RECORDS FOR THE TASK: Begin
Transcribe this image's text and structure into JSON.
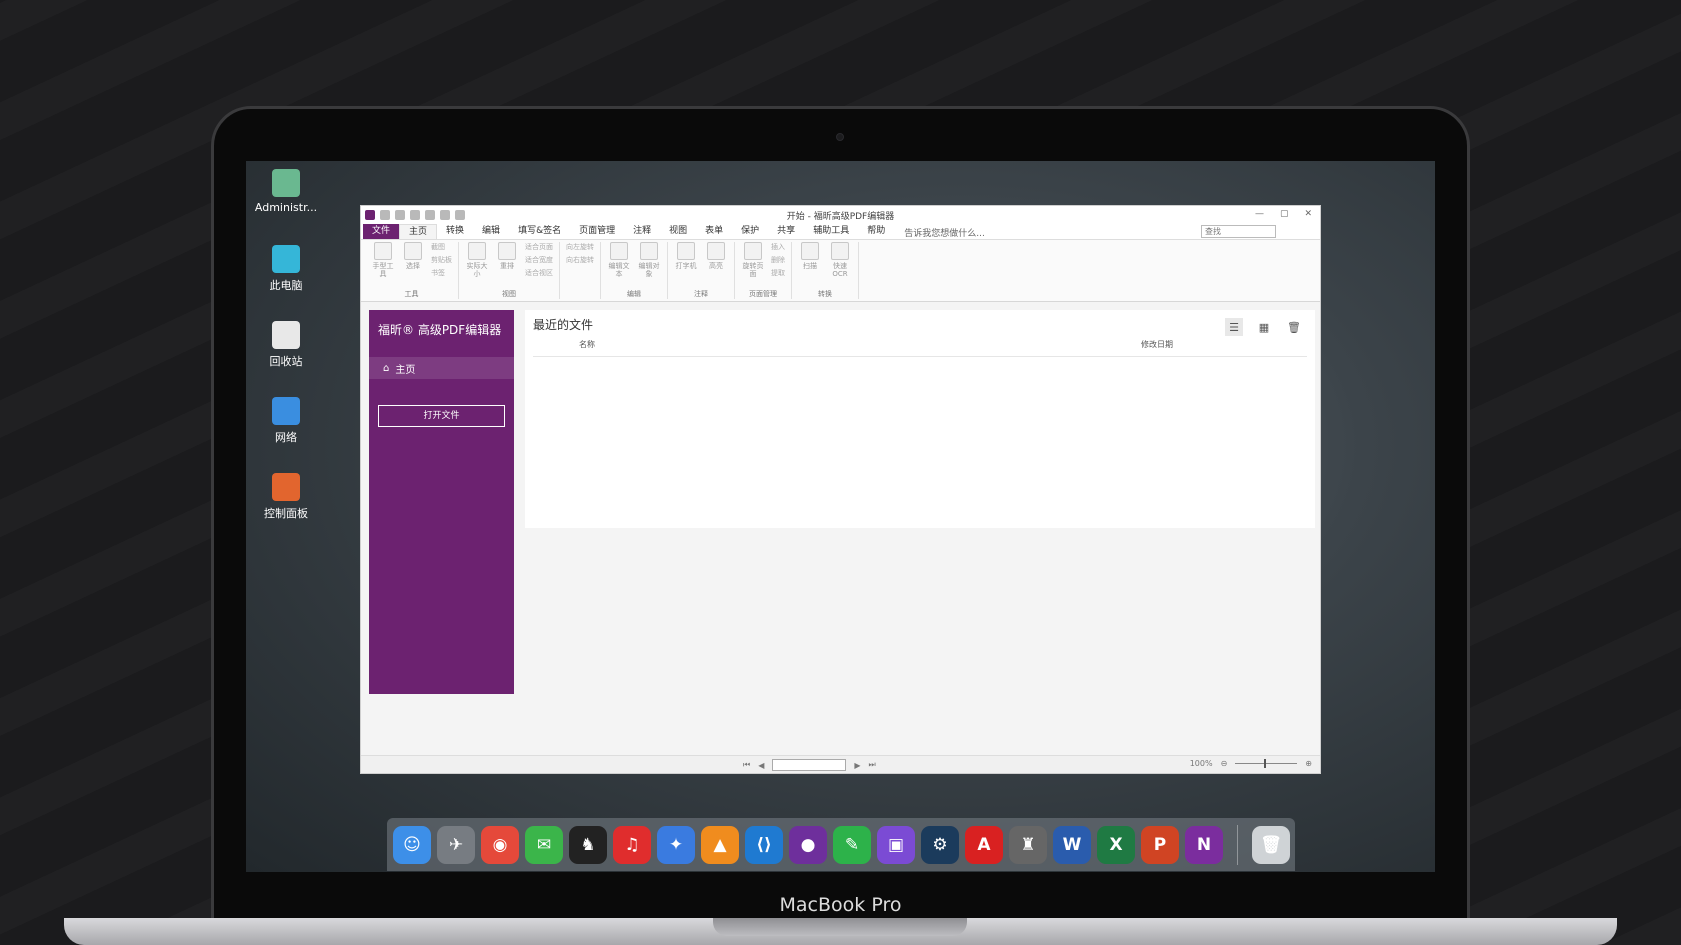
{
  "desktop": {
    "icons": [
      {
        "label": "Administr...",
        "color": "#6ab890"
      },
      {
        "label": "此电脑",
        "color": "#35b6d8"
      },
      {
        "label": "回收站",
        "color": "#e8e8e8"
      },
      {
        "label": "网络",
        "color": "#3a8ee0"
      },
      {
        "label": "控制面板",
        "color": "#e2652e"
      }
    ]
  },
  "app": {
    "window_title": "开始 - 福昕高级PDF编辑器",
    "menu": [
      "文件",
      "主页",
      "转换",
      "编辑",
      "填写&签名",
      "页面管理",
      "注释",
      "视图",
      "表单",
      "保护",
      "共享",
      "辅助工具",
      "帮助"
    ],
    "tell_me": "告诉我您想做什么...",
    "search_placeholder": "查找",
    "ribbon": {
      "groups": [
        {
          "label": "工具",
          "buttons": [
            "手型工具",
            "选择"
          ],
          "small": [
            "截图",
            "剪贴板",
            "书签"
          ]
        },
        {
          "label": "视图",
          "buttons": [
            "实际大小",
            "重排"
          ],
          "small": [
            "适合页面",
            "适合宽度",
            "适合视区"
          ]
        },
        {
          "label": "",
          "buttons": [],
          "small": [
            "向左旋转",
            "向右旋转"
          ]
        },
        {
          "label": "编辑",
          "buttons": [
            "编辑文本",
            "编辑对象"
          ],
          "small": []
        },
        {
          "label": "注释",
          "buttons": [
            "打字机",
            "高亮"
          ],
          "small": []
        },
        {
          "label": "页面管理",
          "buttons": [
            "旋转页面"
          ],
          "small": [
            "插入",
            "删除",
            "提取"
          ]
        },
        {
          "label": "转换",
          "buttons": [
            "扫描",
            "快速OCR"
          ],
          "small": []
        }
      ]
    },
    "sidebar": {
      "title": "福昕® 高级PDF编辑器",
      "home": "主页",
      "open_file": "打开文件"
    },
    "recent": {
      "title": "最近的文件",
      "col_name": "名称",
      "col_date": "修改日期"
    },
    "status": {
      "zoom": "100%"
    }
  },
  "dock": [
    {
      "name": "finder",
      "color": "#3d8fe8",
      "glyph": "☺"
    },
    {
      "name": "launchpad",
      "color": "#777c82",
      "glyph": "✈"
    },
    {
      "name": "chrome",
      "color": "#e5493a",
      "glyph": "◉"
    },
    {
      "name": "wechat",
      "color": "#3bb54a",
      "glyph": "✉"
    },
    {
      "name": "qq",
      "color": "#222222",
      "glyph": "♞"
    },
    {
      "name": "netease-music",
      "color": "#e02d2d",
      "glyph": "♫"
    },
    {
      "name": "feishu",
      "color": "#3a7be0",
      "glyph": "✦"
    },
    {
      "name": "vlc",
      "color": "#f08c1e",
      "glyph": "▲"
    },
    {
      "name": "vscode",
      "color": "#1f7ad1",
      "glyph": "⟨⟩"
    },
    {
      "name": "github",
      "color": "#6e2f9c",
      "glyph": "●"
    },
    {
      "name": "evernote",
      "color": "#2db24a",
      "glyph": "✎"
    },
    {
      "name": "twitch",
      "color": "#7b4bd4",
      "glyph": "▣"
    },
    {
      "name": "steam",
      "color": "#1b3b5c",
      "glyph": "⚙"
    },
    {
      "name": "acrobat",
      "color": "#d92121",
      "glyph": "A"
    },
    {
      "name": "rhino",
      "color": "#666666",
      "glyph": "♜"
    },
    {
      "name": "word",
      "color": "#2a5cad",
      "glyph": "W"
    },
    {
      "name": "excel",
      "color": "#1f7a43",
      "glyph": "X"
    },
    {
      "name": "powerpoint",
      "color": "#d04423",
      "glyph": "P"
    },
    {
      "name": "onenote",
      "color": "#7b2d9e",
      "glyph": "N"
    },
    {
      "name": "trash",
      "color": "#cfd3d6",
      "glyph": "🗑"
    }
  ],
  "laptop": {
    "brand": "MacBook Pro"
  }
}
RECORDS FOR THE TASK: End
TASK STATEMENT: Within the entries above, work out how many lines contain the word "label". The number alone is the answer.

RESPONSE TO THIS TASK: 12